(Your objective): Show each line from the listing that includes the word "Moneywise".

═══ Raw data ═══

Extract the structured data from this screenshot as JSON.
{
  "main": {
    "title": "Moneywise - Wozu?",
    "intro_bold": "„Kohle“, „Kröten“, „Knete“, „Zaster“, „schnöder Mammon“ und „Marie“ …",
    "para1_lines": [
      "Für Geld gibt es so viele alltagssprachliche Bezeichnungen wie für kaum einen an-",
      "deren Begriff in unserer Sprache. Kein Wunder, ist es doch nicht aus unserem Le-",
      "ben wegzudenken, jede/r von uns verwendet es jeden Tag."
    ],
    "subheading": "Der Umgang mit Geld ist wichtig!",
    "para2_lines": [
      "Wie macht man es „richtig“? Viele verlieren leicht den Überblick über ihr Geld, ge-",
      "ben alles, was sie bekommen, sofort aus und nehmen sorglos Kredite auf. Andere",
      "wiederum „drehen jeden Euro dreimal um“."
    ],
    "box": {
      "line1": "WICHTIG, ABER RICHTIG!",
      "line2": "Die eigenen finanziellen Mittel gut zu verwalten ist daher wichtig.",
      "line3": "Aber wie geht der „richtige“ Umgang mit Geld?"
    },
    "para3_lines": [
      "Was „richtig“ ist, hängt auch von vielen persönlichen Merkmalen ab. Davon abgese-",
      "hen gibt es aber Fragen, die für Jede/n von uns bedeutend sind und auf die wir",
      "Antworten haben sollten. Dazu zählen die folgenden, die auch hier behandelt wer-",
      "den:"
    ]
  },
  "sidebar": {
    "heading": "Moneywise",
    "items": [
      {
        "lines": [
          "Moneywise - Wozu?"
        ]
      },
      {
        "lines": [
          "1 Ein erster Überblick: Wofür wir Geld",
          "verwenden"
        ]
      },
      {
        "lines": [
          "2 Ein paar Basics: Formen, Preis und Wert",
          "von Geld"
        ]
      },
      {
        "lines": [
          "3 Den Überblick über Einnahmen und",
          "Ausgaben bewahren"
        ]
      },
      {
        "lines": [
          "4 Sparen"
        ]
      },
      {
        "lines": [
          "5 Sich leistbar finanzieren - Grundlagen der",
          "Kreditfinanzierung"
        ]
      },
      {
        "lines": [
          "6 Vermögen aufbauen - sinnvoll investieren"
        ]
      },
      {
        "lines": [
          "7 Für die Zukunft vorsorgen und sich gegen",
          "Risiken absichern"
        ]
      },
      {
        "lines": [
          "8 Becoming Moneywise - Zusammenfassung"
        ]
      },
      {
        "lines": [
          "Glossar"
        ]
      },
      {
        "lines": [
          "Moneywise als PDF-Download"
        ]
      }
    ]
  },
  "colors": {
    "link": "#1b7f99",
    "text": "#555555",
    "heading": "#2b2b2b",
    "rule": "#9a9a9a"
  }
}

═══
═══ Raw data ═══

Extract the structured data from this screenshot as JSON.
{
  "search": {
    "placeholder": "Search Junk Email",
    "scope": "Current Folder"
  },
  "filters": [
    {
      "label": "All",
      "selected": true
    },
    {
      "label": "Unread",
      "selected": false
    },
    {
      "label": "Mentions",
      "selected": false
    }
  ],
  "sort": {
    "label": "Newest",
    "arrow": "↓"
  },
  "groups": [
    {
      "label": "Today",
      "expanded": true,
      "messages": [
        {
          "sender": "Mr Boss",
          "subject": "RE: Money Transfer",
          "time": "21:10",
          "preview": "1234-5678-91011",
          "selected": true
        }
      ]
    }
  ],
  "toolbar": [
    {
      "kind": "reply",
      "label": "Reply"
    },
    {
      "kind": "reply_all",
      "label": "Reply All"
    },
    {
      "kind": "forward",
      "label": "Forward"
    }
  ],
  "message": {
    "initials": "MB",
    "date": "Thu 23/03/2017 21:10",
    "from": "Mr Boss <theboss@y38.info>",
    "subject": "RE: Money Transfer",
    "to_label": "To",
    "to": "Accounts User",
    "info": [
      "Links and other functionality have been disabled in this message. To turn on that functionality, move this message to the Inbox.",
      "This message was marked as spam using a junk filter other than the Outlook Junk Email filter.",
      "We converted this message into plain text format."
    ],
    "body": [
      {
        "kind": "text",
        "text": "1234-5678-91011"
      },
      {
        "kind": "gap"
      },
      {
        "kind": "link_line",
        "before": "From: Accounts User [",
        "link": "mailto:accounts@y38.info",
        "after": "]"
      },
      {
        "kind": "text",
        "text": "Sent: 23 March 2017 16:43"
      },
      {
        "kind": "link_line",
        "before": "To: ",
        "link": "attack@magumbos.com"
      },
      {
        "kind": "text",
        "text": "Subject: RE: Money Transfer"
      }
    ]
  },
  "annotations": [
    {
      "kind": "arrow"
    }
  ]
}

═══
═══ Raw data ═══

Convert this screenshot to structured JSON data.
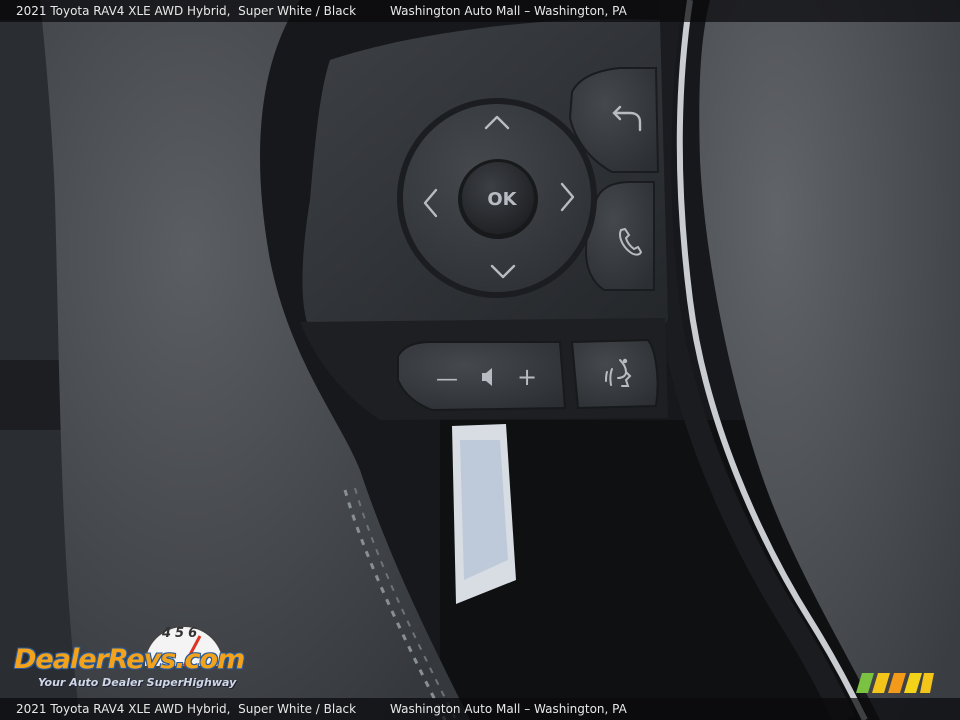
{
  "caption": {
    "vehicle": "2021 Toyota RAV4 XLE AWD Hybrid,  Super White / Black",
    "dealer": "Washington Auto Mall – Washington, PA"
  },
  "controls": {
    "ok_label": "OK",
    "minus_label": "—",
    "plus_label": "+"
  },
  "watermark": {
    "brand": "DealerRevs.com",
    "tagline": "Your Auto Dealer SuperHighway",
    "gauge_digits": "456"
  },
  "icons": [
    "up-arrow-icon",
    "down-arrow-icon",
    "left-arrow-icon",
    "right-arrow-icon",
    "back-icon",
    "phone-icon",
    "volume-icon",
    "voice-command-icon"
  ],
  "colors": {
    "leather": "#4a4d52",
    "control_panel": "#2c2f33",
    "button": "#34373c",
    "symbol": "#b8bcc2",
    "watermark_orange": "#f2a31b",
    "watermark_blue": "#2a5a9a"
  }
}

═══

(Solution to the exercise):
    "title": "Moneywise - Wozu?",
    "heading": "Moneywise",
          "Moneywise - Wozu?"
          "8 Becoming Moneywise - Zusammenfassung"
          "Moneywise als PDF-Download"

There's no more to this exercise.